# What is being asked:
Return all the lines below, exactly as they read.

# Records from a dataset:
★ ★ ★ ★

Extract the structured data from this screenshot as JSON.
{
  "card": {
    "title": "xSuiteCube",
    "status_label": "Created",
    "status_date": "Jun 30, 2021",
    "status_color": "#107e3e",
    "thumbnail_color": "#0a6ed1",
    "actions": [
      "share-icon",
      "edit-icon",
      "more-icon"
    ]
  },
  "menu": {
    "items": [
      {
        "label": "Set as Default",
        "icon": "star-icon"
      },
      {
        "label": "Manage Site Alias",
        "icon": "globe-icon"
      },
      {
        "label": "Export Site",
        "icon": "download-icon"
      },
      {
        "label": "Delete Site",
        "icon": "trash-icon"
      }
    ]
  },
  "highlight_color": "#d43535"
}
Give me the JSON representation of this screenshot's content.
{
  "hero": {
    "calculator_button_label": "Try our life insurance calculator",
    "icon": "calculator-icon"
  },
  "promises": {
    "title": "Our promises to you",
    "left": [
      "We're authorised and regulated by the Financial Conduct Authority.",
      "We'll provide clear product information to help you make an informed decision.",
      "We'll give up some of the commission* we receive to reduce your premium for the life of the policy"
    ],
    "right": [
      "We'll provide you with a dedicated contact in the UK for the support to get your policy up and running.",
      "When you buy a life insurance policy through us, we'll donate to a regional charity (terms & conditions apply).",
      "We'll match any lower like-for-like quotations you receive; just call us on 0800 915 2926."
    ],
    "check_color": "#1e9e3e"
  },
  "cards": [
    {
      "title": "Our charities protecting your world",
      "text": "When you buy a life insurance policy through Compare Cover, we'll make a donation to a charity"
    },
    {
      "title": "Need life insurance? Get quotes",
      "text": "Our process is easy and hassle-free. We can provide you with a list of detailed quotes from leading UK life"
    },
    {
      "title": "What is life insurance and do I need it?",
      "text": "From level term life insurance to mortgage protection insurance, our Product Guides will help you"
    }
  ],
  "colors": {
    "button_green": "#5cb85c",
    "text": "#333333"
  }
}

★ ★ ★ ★

# Written answer:
Extract the structured data from this screenshot as JSON.
{
  "card": {
    "title": "xSuiteCube",
    "status_label": "Created",
    "status_date": "Jun 30, 2021",
    "status_color": "#107e3e",
    "thumbnail_color": "#0a6ed1",
    "actions": [
      "share-icon",
      "edit-icon",
      "more-icon"
    ]
  },
  "menu": {
    "items": [
      {
        "label": "Set as Default",
        "icon": "star-icon"
      },
      {
        "label": "Manage Site Alias",
        "icon": "globe-icon"
      },
      {
        "label": "Export Site",
        "icon": "download-icon"
      },
      {
        "label": "Delete Site",
        "icon": "trash-icon"
      }
    ]
  },
  "highlight_color": "#d43535"
}
Give me the JSON representation of this screenshot's content.
{
  "hero": {
    "calculator_button_label": "Try our life insurance calculator",
    "icon": "calculator-icon"
  },
  "promises": {
    "title": "Our promises to you",
    "left": [
      "We're authorised and regulated by the Financial Conduct Authority.",
      "We'll provide clear product information to help you make an informed decision.",
      "We'll give up some of the commission* we receive to reduce your premium for the life of the policy"
    ],
    "right": [
      "We'll provide you with a dedicated contact in the UK for the support to get your policy up and running.",
      "When you buy a life insurance policy through us, we'll donate to a regional charity (terms & conditions apply).",
      "We'll match any lower like-for-like quotations you receive; just call us on 0800 915 2926."
    ],
    "check_color": "#1e9e3e"
  },
  "cards": [
    {
      "title": "Our charities protecting your world",
      "text": "When you buy a life insurance policy through Compare Cover, we'll make a donation to a charity"
    },
    {
      "title": "Need life insurance? Get quotes",
      "text": "Our process is easy and hassle-free. We can provide you with a list of detailed quotes from leading UK life"
    },
    {
      "title": "What is life insurance and do I need it?",
      "text": "From level term life insurance to mortgage protection insurance, our Product Guides will help you"
    }
  ],
  "colors": {
    "button_green": "#5cb85c",
    "text": "#333333"
  }
}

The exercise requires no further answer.